The more willing you are to accept that weaknesses exist in both the data and your understanding of it, the more easily you can take steps to deepen your knowledge, improve quality and enhance the impact of your work.
Cheap computing power.
It wasn’t so long ago that the possibility of having a computer of your own, capable of performing all the mathematics, document preparation, messaging and other tasks an average worker might need was just science fiction.
I followed the work. I was one of the first women in my engineering graduate program, and I was there for the same reason as my classmates, to gain skills that would enable me to earn a living.

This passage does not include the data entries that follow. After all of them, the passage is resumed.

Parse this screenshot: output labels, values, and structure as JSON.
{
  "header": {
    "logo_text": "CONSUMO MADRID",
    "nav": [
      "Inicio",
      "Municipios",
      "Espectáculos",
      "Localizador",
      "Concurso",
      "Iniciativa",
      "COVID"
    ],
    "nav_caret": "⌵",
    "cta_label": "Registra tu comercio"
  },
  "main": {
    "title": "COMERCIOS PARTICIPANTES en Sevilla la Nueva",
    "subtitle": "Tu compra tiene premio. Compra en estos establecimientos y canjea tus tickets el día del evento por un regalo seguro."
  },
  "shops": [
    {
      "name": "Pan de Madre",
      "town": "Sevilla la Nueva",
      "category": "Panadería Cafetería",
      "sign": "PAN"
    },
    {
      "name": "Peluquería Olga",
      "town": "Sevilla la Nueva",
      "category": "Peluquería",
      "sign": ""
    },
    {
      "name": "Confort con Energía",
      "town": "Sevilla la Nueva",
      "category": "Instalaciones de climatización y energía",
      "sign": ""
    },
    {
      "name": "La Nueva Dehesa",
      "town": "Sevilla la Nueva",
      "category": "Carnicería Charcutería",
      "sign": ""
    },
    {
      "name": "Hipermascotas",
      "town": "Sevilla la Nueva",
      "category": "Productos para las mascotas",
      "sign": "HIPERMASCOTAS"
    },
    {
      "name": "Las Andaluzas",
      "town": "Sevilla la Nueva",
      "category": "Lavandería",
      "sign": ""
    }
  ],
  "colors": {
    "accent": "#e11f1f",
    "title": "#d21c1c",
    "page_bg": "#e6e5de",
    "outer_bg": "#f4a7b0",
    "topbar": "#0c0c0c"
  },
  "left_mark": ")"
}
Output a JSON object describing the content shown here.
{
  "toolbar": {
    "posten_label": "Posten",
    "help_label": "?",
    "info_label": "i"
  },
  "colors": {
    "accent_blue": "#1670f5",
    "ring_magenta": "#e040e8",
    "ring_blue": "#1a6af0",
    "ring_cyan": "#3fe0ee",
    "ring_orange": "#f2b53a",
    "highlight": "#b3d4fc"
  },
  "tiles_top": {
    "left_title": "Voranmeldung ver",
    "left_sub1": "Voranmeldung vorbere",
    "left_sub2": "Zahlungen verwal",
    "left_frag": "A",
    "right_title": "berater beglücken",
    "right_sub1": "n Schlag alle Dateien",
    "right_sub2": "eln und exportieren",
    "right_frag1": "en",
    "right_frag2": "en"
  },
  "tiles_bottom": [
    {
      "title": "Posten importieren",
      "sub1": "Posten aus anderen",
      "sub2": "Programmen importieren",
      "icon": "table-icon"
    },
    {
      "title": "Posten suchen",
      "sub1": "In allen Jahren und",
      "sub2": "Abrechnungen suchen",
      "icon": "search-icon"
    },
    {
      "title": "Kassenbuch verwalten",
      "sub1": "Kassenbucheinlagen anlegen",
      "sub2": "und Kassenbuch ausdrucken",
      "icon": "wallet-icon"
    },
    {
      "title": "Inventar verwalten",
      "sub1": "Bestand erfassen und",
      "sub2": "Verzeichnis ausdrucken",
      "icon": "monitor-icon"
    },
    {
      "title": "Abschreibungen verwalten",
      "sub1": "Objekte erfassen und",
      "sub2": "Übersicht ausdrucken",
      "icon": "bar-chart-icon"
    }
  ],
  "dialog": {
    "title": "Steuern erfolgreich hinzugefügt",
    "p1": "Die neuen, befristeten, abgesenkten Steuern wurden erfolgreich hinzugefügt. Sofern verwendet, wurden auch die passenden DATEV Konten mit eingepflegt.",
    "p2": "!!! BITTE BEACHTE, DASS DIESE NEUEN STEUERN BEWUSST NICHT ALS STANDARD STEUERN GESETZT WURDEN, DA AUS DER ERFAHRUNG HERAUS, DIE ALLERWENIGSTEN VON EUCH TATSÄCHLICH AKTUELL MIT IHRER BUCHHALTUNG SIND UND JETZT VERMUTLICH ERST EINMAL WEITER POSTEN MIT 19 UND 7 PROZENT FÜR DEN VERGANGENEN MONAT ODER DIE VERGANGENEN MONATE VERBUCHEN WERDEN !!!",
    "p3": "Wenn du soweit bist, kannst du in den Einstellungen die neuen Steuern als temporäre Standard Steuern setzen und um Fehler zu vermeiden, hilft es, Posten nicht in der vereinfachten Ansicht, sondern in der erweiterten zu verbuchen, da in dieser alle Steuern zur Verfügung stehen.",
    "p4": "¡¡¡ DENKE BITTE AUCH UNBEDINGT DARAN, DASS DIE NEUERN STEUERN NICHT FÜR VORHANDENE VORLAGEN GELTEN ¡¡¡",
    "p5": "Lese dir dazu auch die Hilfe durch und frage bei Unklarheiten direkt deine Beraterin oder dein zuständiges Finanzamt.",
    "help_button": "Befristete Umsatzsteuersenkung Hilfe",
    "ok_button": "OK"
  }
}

The challenges for women are subtle.
Everybody knows you’re not supposed to say that you’ll only hire a man. But managers can get away with promoting a man over a better-qualified woman, and they do it every day.

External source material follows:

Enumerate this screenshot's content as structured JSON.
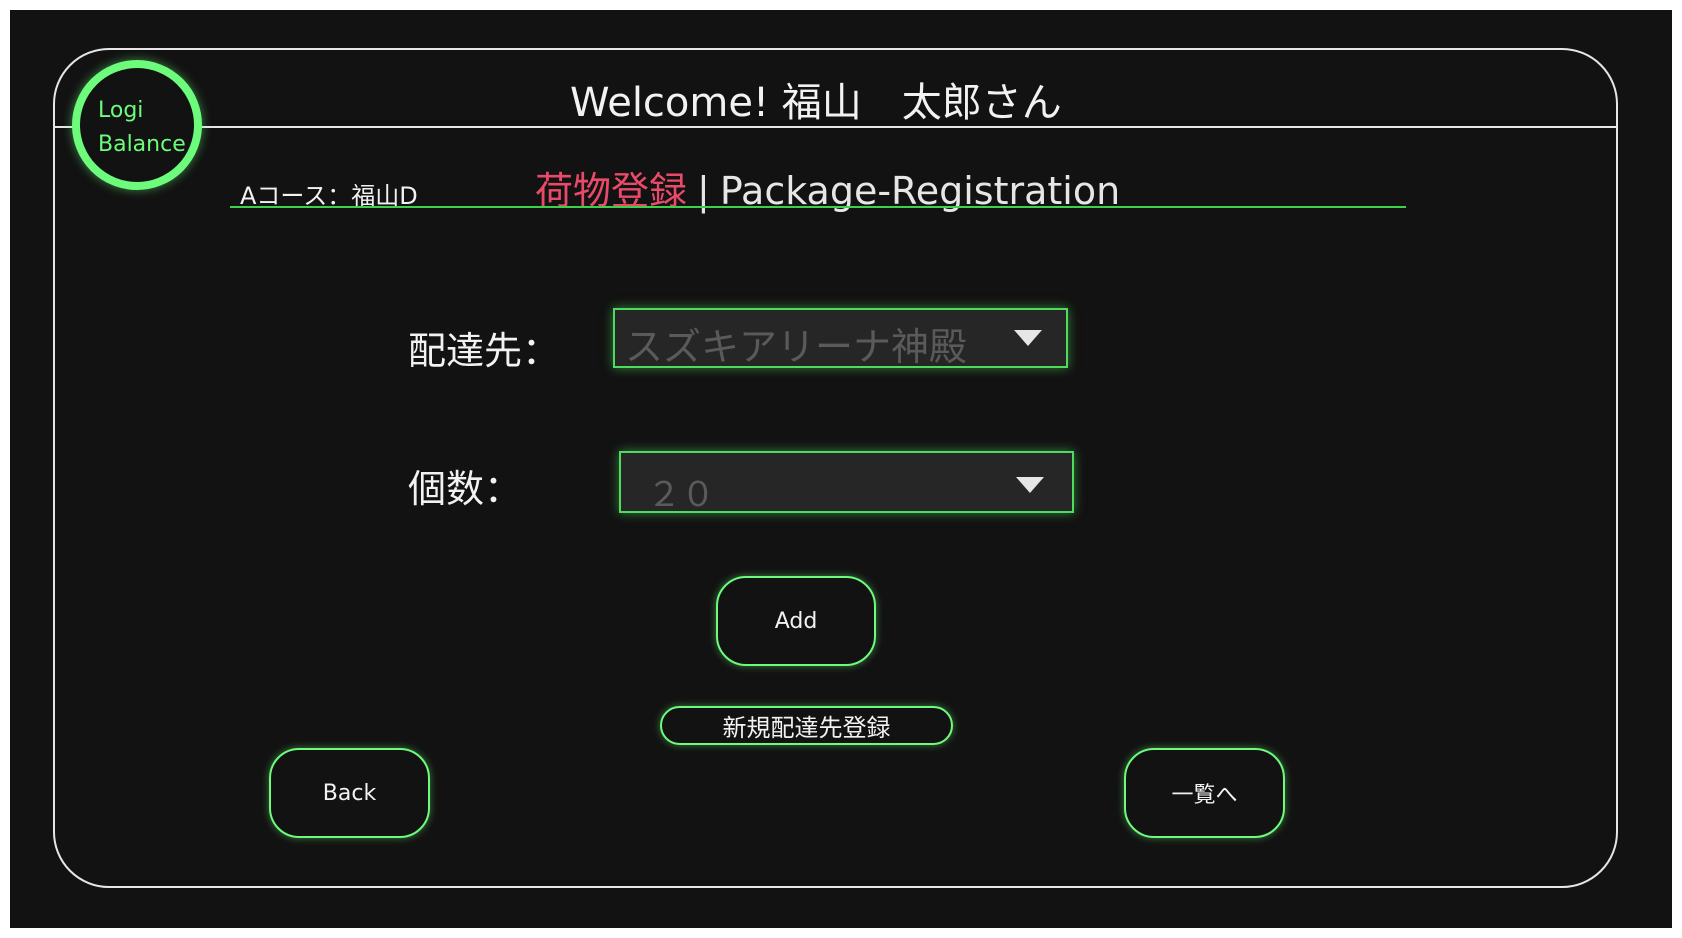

My own field of analytics is half women, yet conference speaking rosters skew heavily male.
The software industry has been a safe haven for all sorts of sexist behavior; the stories I hear from young women in the industry are far worse than anything I encountered at the start of my engineering career.
A little sick to my stomach. It’s remarkable to me that we’re still working on this in 2016.
— Analytics Channel (@IE_Analytics) December 5, 2016
For many reasons, keep notes of what you do, who you meet, what you learn, what goes on in your workplace and other details that you observe as you work.
Make a record of the people you meet, and work those contacts. Use notes on things you’ve learned to review and refresh understanding.
Make a record of what you do, and use that information to research the value of your work, and make a case for yourself in performance reviews and when looking for work.
Keep notes when you encounter treatment that’s not appropriate, you may need it when you argue for improvements in your workplace, or when you need to take legal action.
Investors are going to do some thinking about where they’re putting money.
Business models have been neglected for a number of years, on the philosophy that large numbers of users will equate to money down the road, but that’s not always working out. So it’s time to start making business model and exit strategy part of the startup plan once again.